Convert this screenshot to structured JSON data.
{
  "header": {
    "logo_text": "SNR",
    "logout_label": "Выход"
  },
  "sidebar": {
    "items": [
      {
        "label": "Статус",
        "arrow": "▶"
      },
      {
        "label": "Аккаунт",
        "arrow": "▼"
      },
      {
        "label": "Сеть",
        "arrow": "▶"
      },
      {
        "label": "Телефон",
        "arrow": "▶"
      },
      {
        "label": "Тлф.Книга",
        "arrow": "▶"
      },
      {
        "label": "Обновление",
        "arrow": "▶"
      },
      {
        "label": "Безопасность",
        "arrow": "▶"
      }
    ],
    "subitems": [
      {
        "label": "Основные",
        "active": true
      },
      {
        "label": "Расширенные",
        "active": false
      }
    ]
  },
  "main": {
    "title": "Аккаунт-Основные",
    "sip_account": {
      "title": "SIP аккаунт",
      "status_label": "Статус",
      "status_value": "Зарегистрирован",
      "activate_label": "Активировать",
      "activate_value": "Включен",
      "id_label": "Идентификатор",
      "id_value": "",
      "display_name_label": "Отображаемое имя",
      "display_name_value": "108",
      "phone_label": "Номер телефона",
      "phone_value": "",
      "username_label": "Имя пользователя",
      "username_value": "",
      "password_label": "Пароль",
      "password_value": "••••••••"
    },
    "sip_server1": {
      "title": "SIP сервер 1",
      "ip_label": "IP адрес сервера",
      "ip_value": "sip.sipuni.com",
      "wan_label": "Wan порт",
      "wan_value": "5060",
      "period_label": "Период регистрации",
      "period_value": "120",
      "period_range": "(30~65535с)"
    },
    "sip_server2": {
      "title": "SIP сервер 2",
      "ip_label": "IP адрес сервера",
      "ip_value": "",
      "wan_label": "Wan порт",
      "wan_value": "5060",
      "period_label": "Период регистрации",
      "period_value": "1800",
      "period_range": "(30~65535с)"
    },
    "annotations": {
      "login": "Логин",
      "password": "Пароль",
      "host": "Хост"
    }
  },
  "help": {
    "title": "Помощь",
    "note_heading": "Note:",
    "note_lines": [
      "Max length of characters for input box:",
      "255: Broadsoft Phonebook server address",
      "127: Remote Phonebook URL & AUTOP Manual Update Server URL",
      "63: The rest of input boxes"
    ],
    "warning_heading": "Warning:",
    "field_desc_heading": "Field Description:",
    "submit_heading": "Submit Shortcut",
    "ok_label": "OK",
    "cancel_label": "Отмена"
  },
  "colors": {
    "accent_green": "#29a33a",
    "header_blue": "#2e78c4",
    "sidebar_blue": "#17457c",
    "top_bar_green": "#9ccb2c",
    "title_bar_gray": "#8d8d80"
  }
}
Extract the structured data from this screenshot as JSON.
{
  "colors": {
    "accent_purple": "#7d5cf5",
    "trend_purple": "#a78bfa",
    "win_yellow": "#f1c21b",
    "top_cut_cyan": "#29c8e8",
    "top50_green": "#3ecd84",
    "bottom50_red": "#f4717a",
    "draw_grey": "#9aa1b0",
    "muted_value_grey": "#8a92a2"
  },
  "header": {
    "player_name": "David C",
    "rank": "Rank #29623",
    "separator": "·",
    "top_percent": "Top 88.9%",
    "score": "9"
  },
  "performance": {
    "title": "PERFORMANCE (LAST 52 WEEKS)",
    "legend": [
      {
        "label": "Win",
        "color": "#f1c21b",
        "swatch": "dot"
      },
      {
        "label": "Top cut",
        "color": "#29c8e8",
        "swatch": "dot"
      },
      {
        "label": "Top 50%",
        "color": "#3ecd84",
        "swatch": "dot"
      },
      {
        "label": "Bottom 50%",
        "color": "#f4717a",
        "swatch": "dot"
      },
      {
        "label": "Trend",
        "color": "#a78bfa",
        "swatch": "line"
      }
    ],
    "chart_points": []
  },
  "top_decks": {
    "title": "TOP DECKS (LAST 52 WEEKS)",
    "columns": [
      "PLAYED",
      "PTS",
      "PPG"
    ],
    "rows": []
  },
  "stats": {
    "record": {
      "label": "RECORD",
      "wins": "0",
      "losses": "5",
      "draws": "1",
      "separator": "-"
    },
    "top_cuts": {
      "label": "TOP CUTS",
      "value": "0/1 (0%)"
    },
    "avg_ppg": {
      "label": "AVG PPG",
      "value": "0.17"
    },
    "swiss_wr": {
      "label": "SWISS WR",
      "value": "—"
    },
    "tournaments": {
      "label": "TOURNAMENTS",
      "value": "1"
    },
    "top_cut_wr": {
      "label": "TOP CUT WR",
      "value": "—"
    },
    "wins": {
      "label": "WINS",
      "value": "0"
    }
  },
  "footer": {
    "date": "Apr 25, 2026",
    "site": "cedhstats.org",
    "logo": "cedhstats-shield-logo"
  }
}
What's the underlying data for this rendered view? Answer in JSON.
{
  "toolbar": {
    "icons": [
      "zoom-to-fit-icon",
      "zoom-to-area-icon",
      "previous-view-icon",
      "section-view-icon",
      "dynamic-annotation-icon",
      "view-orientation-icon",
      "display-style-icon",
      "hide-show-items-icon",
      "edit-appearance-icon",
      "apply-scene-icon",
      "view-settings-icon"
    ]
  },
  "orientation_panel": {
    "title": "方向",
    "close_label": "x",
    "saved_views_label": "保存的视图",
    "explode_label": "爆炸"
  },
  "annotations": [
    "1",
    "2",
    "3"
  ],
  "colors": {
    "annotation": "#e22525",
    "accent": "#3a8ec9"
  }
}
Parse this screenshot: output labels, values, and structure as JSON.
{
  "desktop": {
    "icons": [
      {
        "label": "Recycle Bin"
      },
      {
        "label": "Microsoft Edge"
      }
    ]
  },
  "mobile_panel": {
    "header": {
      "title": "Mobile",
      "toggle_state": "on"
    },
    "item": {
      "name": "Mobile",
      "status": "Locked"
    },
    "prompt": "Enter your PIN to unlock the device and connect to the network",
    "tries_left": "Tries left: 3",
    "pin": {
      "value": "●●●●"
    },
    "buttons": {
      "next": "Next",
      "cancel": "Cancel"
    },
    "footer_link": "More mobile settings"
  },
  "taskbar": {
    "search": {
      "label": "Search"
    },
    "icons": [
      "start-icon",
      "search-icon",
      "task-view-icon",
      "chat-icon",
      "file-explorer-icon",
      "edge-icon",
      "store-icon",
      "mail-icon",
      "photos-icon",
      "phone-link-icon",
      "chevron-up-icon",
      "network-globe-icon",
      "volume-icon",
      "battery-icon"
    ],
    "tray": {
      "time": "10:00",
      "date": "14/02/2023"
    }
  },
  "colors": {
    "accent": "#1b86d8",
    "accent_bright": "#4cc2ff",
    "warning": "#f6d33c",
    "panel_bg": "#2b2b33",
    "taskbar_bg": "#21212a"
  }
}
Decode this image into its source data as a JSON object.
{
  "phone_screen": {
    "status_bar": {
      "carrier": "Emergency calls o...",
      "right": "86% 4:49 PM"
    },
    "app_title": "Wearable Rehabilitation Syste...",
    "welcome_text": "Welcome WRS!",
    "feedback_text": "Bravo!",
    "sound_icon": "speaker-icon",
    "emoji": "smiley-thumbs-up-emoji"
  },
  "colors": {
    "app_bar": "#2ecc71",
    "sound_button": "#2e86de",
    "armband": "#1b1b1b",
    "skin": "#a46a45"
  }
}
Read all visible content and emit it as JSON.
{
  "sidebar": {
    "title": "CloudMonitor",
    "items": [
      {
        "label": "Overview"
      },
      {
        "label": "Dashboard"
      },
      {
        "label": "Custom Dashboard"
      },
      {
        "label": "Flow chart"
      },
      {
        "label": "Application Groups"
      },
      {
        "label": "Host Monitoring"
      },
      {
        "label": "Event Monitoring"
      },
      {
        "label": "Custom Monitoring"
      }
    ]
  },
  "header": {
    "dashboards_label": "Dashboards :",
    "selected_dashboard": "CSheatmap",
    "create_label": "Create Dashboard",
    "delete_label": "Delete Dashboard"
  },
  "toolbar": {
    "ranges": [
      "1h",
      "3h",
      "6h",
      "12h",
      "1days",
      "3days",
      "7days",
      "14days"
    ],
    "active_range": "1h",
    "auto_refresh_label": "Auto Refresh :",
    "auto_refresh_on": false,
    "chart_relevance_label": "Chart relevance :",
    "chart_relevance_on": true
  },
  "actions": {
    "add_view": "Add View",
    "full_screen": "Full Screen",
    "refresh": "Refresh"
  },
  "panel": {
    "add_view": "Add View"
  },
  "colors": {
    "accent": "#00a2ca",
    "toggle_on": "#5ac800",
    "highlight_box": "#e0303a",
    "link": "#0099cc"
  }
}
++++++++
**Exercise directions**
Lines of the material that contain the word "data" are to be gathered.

**Solution for this problem**
Convert this screenshot to structured JSON data.
Extract the structured data from this screenshot as JSON.
What's the underlying data for this rendered view? Answer in JSON.
Decode this image into its source data as a JSON object.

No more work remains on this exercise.